Homeowners in southern states understand the many woes of clay soil. While it certainly has its fair share of benefits, it can make lawn maintenance and upkeep difficult. If you experience drought cracks in your lawn year after year, it may be time to consider a more aggressive approach.

Adding 1-2 inches of sandy loam soil to the top of your lawn will help mitigate the possibility of cracking during dry seasons. Sandy loam is tough to work into the clay soil. It is wise to add the sandy loam soil to the top of your lawn before aeration as aerating will help with the incorporation process. You can learn more about types of grass that grow in sandy soil here.

Invest in A Sprinkler System

Rolling out your hose, placing your sprinklers, and remembering to turn them on requires a high level of dedication.
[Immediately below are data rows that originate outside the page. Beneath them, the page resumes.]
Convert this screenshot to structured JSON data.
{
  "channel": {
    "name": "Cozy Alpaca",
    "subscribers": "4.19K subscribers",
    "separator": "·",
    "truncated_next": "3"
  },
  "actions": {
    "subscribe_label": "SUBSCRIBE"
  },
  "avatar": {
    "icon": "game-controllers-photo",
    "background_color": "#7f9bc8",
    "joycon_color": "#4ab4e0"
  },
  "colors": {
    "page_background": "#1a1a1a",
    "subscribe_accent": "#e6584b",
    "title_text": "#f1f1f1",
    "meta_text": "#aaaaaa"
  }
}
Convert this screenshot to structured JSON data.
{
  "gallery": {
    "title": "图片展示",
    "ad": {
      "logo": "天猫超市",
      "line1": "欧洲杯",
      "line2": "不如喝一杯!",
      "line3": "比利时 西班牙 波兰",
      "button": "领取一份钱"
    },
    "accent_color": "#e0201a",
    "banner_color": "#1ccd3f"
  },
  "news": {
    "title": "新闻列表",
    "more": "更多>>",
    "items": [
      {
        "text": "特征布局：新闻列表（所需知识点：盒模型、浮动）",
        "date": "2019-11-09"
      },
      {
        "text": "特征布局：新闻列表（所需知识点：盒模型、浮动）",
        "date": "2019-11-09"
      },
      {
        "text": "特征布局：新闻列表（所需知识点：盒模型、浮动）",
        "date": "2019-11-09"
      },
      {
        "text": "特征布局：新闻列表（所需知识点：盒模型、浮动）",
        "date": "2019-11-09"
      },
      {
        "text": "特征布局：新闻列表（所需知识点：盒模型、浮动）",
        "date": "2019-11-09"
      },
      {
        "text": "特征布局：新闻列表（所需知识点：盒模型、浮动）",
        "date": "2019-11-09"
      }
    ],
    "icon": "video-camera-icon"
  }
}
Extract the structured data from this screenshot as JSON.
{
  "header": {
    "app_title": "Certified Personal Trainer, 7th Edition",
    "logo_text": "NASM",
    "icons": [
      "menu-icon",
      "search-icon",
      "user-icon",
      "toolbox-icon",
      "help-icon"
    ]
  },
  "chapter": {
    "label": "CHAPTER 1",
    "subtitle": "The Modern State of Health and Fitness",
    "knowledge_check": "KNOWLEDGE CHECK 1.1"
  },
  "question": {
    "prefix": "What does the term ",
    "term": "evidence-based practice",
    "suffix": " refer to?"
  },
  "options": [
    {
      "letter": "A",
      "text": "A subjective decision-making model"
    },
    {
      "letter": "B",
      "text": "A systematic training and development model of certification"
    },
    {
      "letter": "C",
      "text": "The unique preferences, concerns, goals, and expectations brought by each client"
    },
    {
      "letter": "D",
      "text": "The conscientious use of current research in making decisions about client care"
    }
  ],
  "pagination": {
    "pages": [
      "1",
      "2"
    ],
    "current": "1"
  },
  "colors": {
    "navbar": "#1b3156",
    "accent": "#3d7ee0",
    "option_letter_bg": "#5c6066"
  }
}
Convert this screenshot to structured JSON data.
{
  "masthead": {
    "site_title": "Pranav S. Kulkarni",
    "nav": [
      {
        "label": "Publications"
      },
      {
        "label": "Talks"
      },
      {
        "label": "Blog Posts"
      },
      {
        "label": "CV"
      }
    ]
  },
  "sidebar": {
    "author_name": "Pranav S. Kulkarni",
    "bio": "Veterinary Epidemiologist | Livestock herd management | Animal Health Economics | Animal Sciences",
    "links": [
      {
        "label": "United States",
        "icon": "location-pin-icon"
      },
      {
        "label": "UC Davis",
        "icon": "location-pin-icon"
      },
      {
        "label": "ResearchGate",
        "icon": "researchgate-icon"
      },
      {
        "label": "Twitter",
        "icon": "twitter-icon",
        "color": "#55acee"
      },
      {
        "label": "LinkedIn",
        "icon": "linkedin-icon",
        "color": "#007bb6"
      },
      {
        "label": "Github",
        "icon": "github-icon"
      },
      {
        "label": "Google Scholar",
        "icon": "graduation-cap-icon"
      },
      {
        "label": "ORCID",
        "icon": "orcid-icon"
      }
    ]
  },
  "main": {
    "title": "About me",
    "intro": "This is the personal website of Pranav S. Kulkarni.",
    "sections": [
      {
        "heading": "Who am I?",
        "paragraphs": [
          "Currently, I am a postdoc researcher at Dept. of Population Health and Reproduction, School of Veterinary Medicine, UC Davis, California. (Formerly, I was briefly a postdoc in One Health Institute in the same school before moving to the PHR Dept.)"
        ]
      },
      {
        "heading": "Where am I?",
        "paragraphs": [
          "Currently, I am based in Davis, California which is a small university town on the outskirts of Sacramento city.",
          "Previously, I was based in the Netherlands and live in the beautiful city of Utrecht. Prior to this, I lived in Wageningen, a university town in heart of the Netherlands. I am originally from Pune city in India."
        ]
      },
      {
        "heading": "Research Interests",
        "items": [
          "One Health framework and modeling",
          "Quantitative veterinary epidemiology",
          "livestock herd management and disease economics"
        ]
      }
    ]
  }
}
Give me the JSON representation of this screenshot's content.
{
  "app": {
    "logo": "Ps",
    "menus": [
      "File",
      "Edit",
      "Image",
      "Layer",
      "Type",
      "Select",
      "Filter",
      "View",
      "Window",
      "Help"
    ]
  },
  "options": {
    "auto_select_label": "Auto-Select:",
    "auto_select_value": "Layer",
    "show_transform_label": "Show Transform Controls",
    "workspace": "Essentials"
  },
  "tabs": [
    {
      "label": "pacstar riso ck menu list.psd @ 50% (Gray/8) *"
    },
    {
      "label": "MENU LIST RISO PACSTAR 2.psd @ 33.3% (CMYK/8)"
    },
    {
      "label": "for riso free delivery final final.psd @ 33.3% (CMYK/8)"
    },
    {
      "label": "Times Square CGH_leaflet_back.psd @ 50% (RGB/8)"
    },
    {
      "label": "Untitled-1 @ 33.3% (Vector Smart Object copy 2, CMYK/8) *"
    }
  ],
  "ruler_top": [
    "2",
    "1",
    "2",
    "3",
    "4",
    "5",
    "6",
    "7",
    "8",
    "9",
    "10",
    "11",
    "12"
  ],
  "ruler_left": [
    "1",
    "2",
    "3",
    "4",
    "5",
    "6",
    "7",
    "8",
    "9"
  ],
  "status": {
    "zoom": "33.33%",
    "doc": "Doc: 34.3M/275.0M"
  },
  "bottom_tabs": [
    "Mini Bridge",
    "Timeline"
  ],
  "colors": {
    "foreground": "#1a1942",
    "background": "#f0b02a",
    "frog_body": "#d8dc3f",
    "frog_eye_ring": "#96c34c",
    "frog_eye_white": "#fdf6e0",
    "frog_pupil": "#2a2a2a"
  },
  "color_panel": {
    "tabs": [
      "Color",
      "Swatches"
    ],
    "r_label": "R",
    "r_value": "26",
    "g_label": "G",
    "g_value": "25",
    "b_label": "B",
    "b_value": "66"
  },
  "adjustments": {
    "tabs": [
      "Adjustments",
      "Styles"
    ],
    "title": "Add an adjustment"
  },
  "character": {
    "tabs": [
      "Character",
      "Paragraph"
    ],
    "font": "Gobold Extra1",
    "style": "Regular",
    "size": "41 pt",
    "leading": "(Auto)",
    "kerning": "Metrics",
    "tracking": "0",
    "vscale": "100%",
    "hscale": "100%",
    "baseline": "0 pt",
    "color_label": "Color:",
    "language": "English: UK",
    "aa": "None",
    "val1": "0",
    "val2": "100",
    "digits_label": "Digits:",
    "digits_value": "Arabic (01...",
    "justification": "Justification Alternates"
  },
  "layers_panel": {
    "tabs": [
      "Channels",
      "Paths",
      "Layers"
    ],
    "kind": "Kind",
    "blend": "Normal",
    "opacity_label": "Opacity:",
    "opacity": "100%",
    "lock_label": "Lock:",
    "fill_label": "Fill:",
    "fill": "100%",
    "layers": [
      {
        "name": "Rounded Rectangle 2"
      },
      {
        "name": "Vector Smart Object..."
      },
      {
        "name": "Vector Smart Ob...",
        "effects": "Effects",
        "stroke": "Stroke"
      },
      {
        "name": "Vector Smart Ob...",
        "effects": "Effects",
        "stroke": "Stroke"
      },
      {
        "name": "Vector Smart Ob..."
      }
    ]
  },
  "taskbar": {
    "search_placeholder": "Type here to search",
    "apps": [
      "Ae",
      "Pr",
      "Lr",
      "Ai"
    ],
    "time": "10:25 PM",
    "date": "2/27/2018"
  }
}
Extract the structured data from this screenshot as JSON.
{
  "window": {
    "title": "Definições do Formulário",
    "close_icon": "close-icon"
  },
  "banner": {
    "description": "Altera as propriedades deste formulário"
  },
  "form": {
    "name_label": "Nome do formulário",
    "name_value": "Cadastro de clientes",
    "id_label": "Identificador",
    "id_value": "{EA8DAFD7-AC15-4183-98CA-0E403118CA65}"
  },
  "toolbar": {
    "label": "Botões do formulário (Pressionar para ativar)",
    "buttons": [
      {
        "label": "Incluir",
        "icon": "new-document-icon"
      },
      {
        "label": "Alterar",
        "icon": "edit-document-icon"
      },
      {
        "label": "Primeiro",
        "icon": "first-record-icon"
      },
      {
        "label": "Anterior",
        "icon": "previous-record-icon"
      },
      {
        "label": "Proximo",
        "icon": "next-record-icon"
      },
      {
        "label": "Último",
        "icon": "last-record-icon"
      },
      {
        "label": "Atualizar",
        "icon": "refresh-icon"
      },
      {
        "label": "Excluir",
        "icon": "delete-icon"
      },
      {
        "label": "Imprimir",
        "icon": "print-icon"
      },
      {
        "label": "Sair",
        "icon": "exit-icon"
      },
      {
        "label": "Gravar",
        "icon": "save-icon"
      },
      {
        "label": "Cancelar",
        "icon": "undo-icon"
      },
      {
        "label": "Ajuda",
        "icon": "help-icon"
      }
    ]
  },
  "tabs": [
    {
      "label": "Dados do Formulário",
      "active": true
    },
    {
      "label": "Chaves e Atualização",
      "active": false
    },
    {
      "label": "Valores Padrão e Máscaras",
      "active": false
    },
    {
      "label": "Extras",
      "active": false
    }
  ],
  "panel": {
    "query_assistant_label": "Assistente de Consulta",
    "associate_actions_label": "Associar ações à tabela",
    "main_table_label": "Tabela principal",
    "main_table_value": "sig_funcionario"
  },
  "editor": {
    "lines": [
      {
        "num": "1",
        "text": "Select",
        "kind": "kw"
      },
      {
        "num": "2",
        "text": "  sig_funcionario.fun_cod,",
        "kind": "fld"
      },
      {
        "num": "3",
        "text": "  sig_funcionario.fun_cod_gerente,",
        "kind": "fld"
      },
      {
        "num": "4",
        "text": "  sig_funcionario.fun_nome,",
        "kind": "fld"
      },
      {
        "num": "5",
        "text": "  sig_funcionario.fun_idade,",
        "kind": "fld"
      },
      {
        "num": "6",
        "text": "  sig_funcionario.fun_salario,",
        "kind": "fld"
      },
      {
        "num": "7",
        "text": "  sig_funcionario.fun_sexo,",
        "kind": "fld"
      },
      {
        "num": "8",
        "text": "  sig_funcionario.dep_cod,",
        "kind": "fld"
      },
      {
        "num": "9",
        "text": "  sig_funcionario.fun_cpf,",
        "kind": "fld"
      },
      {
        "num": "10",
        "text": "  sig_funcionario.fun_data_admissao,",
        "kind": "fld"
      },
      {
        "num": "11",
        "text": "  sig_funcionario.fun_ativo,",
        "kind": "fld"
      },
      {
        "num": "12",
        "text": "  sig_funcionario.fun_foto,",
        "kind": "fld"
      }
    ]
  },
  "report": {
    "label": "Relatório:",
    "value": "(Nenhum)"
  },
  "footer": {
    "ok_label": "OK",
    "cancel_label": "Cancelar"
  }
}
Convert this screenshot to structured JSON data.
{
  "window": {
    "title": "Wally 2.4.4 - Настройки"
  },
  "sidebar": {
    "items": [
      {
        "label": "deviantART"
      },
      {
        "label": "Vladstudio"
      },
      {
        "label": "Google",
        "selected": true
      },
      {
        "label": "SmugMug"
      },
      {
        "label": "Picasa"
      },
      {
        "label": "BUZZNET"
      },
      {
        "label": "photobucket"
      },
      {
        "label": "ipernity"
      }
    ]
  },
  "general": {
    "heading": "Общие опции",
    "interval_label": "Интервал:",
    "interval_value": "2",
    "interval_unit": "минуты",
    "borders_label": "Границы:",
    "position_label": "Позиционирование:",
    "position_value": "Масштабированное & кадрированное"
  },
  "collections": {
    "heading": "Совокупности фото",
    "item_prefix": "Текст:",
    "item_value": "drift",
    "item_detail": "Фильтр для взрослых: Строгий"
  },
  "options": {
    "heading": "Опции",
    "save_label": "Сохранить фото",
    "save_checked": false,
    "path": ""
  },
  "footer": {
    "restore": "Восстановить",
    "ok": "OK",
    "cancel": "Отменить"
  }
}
If you live in a dry region, you may want to consider investing in an irrigation system. While this is certainly not a small investment, it can go a long way in preventing your lawn from cracking due to dryness. 

Contact a Lawn Care Professional

Finally, if you have attempted to fix the crack in your lawn without success or if you believe the problem is too complex, consider contacting a lawn care professional. Lawn care experts will be able to easily identify the cause of the cracks in your lawn and recommend a lawn care maintenance program to alleviate the issue.

Dangers of Cracks In Your Lawn

If you are not concerned about the appearance of your yard, you may be tempted to ignore the cracks in your lawn. However, cracks in your lawn are dangerous for many reasons. 

Cracking Can Kill Plants & Grass

Although you may not often consider it, grass and landscaping is a significant expense! Cracks in your lawn shine a light on a much larger problem of insufficient water. Additionally, if they are left untreated, cracks in your lawn can continue to extend and kill other plants and areas of your grass.

Cracking Can Cause Widespread Erosion

Especially if you live in an area that receives a significant amount of rain, the grade of your yard is important for protecting the foundation of your home. Cracking in your lawn can cause widespread erosion that may lead to a much larger issue.

Cracks Can Cause Physical Injury to Pets or Humans

Finally, even the smallest of cracks, if hidden from plain sight, can cause physical injury to you, your pets, or family members. It is important to fix the cracks in your lawn to prevent injury or harm to your family and friends.

Preventing Future Cracks in Your Lawn

Once you fix the cracks in your lawn, it is important to switch gears to prevent this problem in the future. For most homeowners, a cracking lawn is a yearly battle. By taking these steps to remedy the problem once and for all, you can eliminate the frustration of a recurring battle.

Implement a Lawn Care Routine

The best way to prevent cracks in your lawn is to implement a proper lawn care routine. This includes using an appropriate lawn fertilizer each year, aerating as necessary, and paying attention to your grass watering routine.

Watch Your Grass for Signs of Drought or Stress

Your grass often provides you with the first signs of drought or stress. Carefully observe your lawn during warm, dry months to help your grass recover from a drought before it’s too late.

Avoid Cutting Your Grass Too Short

Finally, avoid cutting your grass too short. When you cut your grass too short, you expose excess soil. This can lead to dryness or unnecessary cracking. Always cut your grass on the highest mower setting. While you may have to mow more often, it will eliminate the possibility of damage to your lawn.

With these easy tips, you can effectively fix the cracks in your lawn once and for all. Find more helpful lawn care tips here